Friday, 6 September 2019

Ceisteanna (1630)

Brendan Smith

Ceist:

1630. Deputy Brendan Smith asked the Minister for Transport, Tourism and Sport the supports being provided to the haulage sector to prepare for Brexit; his plans to implement additional measures; and if he will make a statement on the matter. [36489/19]

Amharc ar fhreagra

Freagraí scríofa (Ceist ar Transport)

My Department has maintained close contact with road haulage stakeholders in the context of Brexit and continues to work with the industry representative bodies to keep hauliers and business informed of developments, in keeping with our long-established practice. My officials held meetings in May, July and August with representatives of Freight Transport Association Ireland and the Irish Road Haulage Association to discuss Brexit and the whole-of-Government preparations and, importantly, industry preparations. I addressed an FTAI event on 29 August and emphasised the ongoing need for the transport and logistics sector to prepare for Brexit.

My Department hosted a Brexit Freight Forum with key road transport and maritime stakeholders including haulage industry representative bodies in January of this year. The Department of Foreign Affairs and Trade, the Revenue Commissioners and the Department of Agriculture, Food and the Marine were also in attendance and addressed the Forum. In February and March of this year, my Department was represented at the Irish Retail Grocery and Distribution Sector Roundtable events hosted by the Department of Business, Enterprise and Innovation and engagement with this sector, including haulage industry representatives, is continuing.

In March, my Department issued a comprehensive Brexit communications notice to all licensed international road haulage operators outlining the position on a range of transport issues which would arise in the event of a no-deal Brexit.
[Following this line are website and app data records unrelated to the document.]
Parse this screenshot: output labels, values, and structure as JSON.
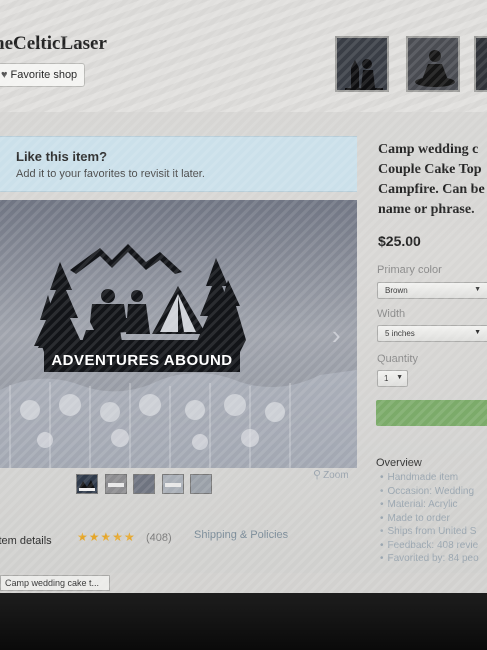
{
  "shop": {
    "name": "heCelticLaser",
    "favorite_label": "Favorite shop"
  },
  "favorite_prompt": {
    "title": "Like this item?",
    "subtitle": "Add it to your favorites to revisit it later."
  },
  "product_image": {
    "caption": "ADVENTURES ABOUND",
    "zoom_label": "Zoom",
    "thumbnails": [
      "mini-1",
      "mini-2",
      "mini-3",
      "mini-4",
      "mini-5"
    ]
  },
  "tabs": {
    "details": "item details",
    "stars": "★★★★★",
    "review_count": "(408)",
    "shipping": "Shipping & Policies"
  },
  "listing": {
    "title_lines": [
      "Camp wedding c",
      "Couple Cake Top",
      "Campfire. Can be",
      "name or phrase."
    ],
    "price": "$25.00",
    "primary_color_label": "Primary color",
    "primary_color_value": "Brown",
    "width_label": "Width",
    "width_value": "5 inches",
    "quantity_label": "Quantity",
    "quantity_value": "1"
  },
  "overview": {
    "title": "Overview",
    "items": [
      "Handmade item",
      "Occasion: Wedding",
      "Material: Acrylic",
      "Made to order",
      "Ships from United S",
      "Feedback: 408 revie",
      "Favorited by: 84 peo"
    ]
  },
  "status": {
    "tab_label": "Camp wedding cake t..."
  },
  "colors": {
    "like_box_bg": "#cbe0ea",
    "star": "#e5a629",
    "add_to_cart": "#7cab6a"
  }
}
This notice is published in my Department’s area of www.gov.ie and the information available online will continue to be updated to keep industry stakeholders informed of Brexit developments.

A very important development is Regulation (EU) 2019/501 of the European Parliament and of the Council of 25 March 2019, which will ensure the maintenance of basic road connectivity for road freight transport in the event of a no-deal Brexit, allowing UK operators to continue to access the EU on the basis that the UK gives reciprocal access to EU operators. In a Brexit preparedness communication dated 04/09/2019 the Commission has proposed to extend the period of application of this Regulation until 31/07/2020.

The Irish Maritime Development Office (IMDO) study into the implications of Brexit on the use of the landbridge, published in November 2018, estimated that approximately 150,000 Heavy Goods Vehicles (HGVs) travel between Ireland and the continent via the landbridge each year. A cross-departmental Landbridge Project Group, chaired by the Department of Foreign Affairs and Trade, was established in October 2017 and has been working on measures aimed at ensuring the ongoing effective and efficient use of the landbridge post-Brexit, including the key Dover-Calais route. My Department is represented on this Group and engagement continues with our EU partners to find solutions to minimise the potential disruption to Irish hauliers’ access to and through the UK in the event of a no-deal Brexit. The IMDO hosted a workshop on 4 September 2019 to discuss maritime connectivity in the context of Brexit, and the Irish Road Haulage Association and Freight Transport Association Ireland were invited to this event, along with shipping companies, ports authorities, and importers/exporters.

The Department of Business, Enterprise and Innovation (DBEI) has a range of supports available to business including the freight and logistic sector and details can be found on their website www.dbei.gov.ie.

My Department, along with other Government Departments, has emphasised the importance of stakeholders taking all necessary steps within their control to prepare for Brexit, including undertaking contingency planning to minimise the impact of Brexit on their operations. I would encourage road haulage operators to refer to the European Commission’s published Notices to Stakeholders in the field of road transport, the EU’s basic road connectivity contingency Regulation and the section titled “Brexit and Transport – What You Need to Know” in my Department’s area of www.gov.ie.